Dataset entries:
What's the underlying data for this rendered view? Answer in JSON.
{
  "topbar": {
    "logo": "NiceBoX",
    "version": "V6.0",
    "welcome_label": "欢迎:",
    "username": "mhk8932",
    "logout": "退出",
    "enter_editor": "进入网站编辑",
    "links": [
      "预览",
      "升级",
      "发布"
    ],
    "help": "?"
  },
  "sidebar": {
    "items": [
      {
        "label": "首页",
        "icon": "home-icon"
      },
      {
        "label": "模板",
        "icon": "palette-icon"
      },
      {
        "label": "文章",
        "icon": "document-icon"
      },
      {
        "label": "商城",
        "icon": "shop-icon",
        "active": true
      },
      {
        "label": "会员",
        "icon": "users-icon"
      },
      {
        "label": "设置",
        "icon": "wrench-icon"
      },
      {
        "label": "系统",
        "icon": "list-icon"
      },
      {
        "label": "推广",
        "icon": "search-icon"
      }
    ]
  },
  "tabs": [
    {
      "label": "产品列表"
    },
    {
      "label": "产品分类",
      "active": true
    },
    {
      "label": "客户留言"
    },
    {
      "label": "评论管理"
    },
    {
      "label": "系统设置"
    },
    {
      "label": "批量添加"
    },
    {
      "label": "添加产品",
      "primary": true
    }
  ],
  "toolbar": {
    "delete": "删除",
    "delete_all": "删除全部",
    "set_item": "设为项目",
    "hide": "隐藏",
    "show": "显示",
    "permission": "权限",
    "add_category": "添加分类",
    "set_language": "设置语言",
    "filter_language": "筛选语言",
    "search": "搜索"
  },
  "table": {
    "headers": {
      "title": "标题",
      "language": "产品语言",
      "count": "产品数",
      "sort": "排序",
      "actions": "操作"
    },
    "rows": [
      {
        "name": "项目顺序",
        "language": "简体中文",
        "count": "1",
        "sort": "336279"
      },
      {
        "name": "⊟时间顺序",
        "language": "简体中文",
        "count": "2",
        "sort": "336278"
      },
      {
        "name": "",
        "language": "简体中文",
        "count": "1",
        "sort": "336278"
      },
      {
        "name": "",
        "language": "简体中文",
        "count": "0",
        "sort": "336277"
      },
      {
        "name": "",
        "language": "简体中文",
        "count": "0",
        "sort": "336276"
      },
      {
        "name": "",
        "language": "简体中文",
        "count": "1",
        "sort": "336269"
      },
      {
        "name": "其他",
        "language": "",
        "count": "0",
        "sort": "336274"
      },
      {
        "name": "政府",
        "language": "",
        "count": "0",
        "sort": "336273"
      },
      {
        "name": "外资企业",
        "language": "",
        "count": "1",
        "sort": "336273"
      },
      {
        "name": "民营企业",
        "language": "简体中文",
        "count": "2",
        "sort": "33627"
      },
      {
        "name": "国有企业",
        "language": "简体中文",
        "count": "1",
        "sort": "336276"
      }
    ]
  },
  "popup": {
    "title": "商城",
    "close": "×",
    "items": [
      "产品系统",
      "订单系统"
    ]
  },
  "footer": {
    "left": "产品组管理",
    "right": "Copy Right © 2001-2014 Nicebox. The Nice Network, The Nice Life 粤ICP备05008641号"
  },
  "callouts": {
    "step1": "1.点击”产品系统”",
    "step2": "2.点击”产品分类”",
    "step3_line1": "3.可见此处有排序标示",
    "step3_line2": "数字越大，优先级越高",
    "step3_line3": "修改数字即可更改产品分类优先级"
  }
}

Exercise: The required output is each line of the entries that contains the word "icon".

Answer for this exercise:
        "icon": "home-icon"
        "icon": "palette-icon"
        "icon": "document-icon"
        "icon": "shop-icon",
        "icon": "users-icon"
        "icon": "wrench-icon"
        "icon": "list-icon"
        "icon": "search-icon"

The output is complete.